- TASK GOAL: This exercise calls for copying every line below that holds the word "kind".
+++ DATASET RECORDS
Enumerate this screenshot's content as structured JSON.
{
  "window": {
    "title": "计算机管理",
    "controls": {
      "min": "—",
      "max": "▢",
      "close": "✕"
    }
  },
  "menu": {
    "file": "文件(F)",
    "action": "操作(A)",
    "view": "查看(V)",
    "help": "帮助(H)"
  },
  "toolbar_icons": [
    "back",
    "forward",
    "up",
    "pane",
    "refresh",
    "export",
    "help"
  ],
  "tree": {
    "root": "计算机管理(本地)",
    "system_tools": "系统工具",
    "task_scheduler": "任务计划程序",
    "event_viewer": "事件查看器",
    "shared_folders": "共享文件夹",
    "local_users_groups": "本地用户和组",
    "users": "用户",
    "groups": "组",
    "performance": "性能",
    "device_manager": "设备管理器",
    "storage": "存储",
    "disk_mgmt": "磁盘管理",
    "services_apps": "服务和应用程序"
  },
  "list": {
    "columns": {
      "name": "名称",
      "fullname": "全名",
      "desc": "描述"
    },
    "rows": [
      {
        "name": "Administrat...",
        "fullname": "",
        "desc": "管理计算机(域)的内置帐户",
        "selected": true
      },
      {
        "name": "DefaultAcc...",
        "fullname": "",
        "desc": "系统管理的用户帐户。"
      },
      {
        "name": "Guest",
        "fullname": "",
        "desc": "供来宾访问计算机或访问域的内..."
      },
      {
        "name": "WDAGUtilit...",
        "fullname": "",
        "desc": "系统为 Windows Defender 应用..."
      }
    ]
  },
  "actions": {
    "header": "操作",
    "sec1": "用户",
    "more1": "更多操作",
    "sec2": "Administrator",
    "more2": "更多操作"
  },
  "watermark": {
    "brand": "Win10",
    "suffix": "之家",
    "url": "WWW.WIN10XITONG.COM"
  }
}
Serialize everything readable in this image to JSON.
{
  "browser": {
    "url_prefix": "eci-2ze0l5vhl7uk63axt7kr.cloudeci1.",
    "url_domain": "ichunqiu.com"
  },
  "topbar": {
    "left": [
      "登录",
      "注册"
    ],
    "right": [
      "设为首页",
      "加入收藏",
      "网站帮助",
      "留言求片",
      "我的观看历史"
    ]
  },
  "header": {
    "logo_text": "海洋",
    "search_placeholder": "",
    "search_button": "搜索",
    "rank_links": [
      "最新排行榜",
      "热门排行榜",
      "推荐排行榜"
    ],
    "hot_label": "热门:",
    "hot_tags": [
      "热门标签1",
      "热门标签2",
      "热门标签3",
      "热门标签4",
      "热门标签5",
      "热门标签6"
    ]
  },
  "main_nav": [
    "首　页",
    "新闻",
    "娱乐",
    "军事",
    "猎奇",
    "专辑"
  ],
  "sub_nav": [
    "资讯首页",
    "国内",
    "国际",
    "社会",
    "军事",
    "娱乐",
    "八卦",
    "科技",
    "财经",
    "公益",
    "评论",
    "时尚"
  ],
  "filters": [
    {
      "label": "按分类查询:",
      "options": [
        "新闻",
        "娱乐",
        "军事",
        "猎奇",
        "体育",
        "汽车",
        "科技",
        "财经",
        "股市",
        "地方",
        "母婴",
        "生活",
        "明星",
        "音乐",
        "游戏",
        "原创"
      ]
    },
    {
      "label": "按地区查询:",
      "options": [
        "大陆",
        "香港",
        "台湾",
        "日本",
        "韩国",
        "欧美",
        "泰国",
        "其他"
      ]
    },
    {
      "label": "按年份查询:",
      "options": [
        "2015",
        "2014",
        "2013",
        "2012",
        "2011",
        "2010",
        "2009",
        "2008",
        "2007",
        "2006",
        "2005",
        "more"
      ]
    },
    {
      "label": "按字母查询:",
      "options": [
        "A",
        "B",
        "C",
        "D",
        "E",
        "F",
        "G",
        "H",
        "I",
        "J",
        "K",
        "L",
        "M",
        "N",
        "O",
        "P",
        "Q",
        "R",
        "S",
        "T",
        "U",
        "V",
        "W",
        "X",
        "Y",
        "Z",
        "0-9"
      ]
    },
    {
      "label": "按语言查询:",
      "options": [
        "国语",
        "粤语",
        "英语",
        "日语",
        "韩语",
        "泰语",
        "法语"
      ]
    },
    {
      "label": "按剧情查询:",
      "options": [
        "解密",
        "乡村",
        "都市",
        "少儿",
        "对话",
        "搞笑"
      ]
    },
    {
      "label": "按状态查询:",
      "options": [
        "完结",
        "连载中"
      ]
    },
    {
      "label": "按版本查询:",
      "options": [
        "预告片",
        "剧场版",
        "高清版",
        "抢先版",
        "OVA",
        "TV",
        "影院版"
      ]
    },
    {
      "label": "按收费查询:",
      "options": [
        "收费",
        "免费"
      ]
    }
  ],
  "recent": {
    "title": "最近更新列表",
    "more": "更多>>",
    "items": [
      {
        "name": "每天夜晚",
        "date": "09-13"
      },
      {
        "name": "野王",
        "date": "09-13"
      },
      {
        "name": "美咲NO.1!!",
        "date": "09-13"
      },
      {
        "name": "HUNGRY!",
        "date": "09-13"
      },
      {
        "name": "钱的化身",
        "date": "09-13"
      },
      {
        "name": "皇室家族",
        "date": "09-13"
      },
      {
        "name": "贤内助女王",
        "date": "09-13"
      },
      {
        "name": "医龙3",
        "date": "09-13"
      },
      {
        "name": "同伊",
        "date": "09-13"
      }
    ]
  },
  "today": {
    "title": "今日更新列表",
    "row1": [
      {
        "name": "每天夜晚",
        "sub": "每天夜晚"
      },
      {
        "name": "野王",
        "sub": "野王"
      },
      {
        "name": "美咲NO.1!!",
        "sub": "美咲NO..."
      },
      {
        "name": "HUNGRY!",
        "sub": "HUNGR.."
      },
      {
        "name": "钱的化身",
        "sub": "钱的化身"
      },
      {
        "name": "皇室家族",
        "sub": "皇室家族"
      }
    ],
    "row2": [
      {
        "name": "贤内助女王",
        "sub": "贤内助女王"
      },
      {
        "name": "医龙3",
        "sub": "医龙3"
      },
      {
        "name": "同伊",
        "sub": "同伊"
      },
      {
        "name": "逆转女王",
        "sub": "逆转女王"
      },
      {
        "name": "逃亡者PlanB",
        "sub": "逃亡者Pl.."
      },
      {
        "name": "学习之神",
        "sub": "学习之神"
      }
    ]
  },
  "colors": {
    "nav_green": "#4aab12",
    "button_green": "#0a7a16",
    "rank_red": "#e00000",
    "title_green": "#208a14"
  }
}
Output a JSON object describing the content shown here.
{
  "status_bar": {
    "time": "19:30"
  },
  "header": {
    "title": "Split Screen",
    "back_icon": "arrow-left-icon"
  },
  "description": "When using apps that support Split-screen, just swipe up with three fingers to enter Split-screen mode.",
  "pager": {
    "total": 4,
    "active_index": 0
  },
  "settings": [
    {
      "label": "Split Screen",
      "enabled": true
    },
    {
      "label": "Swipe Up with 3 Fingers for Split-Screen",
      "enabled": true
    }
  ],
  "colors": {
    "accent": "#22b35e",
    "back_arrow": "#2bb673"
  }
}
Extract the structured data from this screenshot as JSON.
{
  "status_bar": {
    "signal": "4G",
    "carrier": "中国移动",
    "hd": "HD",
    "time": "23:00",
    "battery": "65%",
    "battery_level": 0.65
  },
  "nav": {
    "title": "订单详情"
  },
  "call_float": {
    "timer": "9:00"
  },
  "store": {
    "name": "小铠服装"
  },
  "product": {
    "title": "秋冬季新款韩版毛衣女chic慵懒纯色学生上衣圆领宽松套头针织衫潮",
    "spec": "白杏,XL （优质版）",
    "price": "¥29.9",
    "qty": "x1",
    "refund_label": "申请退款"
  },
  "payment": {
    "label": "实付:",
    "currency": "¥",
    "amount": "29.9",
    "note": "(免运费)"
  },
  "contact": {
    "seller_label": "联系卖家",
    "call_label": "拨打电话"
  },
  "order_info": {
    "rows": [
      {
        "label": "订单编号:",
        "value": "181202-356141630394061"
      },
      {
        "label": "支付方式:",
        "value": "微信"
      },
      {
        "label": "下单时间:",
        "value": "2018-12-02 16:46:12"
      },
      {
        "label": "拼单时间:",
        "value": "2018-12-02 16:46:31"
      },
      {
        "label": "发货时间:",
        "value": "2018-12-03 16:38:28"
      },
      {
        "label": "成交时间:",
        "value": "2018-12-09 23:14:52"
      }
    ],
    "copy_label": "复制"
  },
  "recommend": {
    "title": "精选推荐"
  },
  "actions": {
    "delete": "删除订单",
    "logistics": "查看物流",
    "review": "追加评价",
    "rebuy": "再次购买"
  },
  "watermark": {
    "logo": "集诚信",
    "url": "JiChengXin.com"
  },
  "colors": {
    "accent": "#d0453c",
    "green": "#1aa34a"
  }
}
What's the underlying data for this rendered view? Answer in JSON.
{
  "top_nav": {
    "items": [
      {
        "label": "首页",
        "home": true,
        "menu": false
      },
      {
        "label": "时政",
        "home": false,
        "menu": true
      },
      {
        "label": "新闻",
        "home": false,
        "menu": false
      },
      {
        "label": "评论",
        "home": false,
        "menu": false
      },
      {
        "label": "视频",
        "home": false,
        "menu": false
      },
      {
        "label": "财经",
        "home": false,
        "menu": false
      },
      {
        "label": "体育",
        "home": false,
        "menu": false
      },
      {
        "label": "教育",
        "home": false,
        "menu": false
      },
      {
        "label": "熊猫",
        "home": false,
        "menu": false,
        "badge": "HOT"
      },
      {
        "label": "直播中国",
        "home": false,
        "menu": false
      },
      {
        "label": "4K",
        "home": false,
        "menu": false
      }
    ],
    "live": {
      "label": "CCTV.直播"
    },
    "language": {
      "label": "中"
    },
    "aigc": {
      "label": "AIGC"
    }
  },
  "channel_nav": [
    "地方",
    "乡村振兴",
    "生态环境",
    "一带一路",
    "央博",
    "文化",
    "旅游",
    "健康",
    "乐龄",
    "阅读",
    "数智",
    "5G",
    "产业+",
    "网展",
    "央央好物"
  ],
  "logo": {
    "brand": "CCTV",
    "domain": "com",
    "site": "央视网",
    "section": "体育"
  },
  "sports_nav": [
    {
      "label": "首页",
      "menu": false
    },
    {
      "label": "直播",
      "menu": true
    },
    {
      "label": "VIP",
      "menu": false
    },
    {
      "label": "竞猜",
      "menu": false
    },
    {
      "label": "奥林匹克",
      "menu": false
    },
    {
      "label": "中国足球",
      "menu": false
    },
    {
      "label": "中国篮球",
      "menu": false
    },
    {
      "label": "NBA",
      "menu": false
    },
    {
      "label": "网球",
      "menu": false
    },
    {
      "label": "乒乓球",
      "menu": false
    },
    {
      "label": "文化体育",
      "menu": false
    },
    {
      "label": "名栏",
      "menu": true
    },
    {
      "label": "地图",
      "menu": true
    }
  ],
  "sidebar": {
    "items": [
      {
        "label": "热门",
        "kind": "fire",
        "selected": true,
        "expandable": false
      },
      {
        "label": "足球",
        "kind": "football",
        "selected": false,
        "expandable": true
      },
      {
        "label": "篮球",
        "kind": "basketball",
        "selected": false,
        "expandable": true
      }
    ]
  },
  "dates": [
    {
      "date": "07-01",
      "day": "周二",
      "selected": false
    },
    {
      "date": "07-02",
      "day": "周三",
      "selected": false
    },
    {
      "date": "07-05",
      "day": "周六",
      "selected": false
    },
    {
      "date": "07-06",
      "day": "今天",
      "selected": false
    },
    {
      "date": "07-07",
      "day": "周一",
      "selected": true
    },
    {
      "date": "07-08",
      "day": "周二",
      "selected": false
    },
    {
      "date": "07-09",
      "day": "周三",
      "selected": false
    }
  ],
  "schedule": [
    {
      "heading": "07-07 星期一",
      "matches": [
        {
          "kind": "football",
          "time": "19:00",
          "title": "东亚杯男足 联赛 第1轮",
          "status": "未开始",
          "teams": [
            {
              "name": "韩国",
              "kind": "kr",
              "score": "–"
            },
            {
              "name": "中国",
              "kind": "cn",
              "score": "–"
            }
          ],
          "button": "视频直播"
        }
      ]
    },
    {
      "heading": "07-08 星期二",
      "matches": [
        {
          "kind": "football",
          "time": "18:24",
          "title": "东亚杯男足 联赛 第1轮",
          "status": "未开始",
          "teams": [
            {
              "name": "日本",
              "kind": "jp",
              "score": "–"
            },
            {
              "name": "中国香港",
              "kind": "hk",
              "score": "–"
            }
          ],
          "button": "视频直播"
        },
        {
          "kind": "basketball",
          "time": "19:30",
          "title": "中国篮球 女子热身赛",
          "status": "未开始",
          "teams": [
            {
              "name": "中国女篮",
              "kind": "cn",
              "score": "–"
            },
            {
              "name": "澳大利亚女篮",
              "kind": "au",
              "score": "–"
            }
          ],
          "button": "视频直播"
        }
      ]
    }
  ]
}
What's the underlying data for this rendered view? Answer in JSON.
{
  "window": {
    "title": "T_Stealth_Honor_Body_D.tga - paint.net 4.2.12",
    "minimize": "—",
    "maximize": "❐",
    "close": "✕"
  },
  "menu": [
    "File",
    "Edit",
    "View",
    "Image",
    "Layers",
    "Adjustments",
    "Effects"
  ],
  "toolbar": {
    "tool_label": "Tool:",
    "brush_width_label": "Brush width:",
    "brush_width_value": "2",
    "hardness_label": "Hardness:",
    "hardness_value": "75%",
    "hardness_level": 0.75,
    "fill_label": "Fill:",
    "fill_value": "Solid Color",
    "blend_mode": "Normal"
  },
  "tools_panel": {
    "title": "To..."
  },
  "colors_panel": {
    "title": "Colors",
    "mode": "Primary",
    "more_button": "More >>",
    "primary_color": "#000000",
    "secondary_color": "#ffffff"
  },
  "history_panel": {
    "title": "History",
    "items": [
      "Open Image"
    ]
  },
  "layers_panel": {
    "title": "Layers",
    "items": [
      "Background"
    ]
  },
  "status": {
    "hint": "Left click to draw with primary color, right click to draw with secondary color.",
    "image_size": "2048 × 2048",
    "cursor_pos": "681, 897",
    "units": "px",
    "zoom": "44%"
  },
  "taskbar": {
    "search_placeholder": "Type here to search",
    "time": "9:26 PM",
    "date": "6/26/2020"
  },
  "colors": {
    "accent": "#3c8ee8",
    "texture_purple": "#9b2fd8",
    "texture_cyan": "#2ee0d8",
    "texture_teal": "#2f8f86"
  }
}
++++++
- TASK OUTPUT:
        "kind": "fire",
        "kind": "football",
        "kind": "basketball",
          "kind": "football",
              "kind": "kr",
              "kind": "cn",
          "kind": "football",
              "kind": "jp",
              "kind": "hk",
          "kind": "basketball",
              "kind": "cn",
              "kind": "au",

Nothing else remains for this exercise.